I wish to comment on the insurance industry and I am going to be very blunt in my remarks. I have been sitting down with Insurance Ireland, previously the Irish Insurance Federation, since January 2013 trying to agree a memorandum of understanding, whereby when the OPW or a local authority builds a flood defence, the insurance industry will recognise that work, the capital investment on behalf of the taxpayer and reinsure properties for which it had withdrawn cover. That is a challenge, but I am confident that in the coming weeks we will get that memorandum over the line. That will not give protection to people who cannot get insurance right now, but it will certainly give some measure of comfort to those communities where flood defence investments have been made. There is no reason the insurance industry cannot begin reinsuring again in these communities. If the State puts in the money by way of capital investment, there is an obligation on the insurance industry to recognise that fact and start reinsuring again.
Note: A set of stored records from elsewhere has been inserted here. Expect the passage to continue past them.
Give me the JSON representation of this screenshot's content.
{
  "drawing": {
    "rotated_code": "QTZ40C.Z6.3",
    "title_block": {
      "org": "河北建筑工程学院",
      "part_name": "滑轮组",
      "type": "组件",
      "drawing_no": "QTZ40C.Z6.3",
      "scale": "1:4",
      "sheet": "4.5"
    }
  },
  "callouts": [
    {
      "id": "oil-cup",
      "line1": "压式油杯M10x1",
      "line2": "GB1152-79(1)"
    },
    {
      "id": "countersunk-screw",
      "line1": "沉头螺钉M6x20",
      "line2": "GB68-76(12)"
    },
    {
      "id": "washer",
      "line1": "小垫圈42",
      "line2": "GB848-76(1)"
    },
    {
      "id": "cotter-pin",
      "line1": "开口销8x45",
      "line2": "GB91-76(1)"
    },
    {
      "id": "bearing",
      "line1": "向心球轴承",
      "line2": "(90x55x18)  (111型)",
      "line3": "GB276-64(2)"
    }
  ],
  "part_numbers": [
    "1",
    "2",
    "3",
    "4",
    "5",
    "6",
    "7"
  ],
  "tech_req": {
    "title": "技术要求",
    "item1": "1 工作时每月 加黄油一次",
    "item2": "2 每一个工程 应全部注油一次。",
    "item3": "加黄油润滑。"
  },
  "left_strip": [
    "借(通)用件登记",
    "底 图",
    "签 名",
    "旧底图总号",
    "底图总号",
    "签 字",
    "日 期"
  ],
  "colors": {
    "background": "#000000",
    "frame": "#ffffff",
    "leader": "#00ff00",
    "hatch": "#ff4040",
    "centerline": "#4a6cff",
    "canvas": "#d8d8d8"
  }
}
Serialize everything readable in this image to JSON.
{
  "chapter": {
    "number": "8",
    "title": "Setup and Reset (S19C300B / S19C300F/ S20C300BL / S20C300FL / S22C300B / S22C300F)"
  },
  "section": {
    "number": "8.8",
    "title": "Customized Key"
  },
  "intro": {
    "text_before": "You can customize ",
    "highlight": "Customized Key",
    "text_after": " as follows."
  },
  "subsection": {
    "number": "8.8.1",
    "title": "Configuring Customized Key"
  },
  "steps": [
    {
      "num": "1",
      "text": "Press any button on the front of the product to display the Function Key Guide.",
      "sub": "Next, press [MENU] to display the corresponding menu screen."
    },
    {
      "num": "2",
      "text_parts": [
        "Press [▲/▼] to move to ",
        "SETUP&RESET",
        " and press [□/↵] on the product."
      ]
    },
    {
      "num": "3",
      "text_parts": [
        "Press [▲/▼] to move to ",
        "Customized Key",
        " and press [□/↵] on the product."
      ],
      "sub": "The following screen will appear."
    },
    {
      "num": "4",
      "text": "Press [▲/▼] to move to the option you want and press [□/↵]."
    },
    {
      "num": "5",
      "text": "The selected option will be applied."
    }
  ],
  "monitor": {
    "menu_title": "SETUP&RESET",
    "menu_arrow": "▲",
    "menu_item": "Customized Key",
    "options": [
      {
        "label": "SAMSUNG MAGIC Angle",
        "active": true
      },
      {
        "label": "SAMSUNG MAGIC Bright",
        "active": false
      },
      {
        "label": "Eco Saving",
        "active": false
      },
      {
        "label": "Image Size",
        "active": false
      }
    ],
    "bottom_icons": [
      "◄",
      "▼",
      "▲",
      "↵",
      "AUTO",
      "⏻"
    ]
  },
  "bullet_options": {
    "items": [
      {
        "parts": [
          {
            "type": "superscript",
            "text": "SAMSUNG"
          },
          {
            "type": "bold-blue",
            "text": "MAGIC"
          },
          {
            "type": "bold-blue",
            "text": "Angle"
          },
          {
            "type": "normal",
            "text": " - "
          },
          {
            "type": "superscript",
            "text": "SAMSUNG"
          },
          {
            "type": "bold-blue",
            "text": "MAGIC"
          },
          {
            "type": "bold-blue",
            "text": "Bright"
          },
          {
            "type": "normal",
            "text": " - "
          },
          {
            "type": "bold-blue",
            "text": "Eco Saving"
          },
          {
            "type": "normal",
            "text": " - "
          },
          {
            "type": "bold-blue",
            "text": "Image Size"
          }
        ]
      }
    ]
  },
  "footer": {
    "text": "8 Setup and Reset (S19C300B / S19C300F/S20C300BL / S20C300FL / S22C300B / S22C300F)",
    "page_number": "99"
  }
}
We have committed additional money in the first six weeks of the year. We recognise the damage done and want to use the resources of the Departments of Transport, Tourism and Sport and the Environment, Community and Local Government, as well as the OPW, to disburse these funds as soon as possible. We want to help the affected communities to get back on their feet again, especially in parts of the west where tourism is such an essential industry, as I noted in my visits to counties Clare, Limerick, Kerry and Cork. We need to make sure that by the summer season, a lot of the damaged infrastructure has been put back in place. I assure the House of the seriousness with which the Government intends to address this issue. There are short-term measures to be taken, but we must also consider the longer term view. We will have to live with this issue. When one looks at the appalling circumstances in the south of England, as well as on the west coast of France, Portugal and Spain, one realises this is a very serious issue with which we are going to have to live, deal and respond to in a comprehensive and sustainable way.